Swainson's Hawk
Buteo swainsoni
Hawk-like Birds | Family: Hawks and Eagles, Accipitridae

An estimated 19% of the species' North American breeding range lies within the Boreal Forest.



Named after the English naturalist William Swainson (1789-1855), this species is highly gregarious, often migrating in great soaring flocks of thousands of birds. Its migrations are longer than those of other species; most individuals go all the way to Argentina to spend the winter, making a round trip of as much as 17,000 miles (27,000 kilometers). On its breeding grounds on the Great Plains, this hawk preys mainly on rodents and huge numbers of grasshoppers.


18-22" (46-56 cm). W. 4' 1" (1.2 m). A large hawk, uniform brown above, white below with warm-brown breast; tail dark brown and indistinctly banded. Longer, more pointed wings than Red-tailed Hawk. Young bird similar to immature Red-tail, but tends to have darker markings on the breast, whereas young Red-tails are more heavily marked on flanks and belly. A rare all-dark form also occurs.

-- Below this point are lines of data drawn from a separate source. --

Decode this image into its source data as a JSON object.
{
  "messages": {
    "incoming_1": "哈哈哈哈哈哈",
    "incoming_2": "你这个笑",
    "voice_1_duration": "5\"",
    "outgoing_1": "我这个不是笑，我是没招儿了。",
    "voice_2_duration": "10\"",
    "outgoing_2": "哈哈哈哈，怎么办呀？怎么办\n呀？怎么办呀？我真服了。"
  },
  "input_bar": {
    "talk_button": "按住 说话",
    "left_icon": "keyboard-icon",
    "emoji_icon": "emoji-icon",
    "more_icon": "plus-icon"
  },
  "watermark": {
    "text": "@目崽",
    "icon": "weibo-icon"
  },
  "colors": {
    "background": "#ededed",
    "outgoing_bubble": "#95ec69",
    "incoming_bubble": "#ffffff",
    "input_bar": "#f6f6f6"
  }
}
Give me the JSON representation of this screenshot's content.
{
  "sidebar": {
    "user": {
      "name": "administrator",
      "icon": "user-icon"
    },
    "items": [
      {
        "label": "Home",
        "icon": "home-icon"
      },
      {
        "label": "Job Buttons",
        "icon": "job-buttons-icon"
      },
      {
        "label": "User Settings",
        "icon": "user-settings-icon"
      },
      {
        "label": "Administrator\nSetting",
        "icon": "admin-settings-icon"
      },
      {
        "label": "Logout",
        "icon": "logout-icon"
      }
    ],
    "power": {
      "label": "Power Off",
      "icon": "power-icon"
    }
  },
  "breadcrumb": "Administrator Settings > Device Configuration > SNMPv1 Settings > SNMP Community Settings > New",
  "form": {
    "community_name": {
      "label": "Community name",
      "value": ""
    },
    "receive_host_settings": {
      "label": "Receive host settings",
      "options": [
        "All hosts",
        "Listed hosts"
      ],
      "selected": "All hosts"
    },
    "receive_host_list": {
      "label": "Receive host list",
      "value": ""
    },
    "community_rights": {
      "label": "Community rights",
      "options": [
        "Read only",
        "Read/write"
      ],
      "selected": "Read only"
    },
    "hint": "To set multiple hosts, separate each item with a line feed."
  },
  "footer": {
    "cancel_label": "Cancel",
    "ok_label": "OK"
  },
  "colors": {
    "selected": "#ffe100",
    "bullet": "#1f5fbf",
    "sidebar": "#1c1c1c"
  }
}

Soars with wings held in shallow V.


Long, plaintive, whistled kreee.


2-4 white eggs, unmarked or lightly spotted with brown or black, in a large nest of sticks, often placed conspicuously in an isolated tree.


Open plains, grasslands, and prairies.


The fall migration of this species is a spectacular phenomenon, as virtually all of the world's population of Swainson's Hawks funnels through Central America within a few days. Until very recently, these hawks were thought to disperse across the whole of South America, and no one really knew where or how they spent the northern winter. Not until 1995 did biologists discover the relatively small area in the pampas of Argentina where these hawks spend the winter feeding almost exclusively on grasshoppers. While studying a population of Swainson's Hawks in eastern Oregon, biologists noticed that there were years in which as many as 40 percent of the breeding birds were not returning in the spring. This led to the radio-tracking of a bird to the previously unknown wintering grounds in Argentina. What the biologists found there was shocking: The hawks were feeding on insects that had been treated with pesticides and were dying by the thousands. Conservationists appealed to the Argentines, who made several changes in their pest-control practices, which have reduced Swainson's Hawk mortality.

Breeds across much of western United States south to northern Mexico and Texas; locally in Alaska, Yukon, and Mackenzie. Winters chiefly in tropics, but small numbers winter in Florida.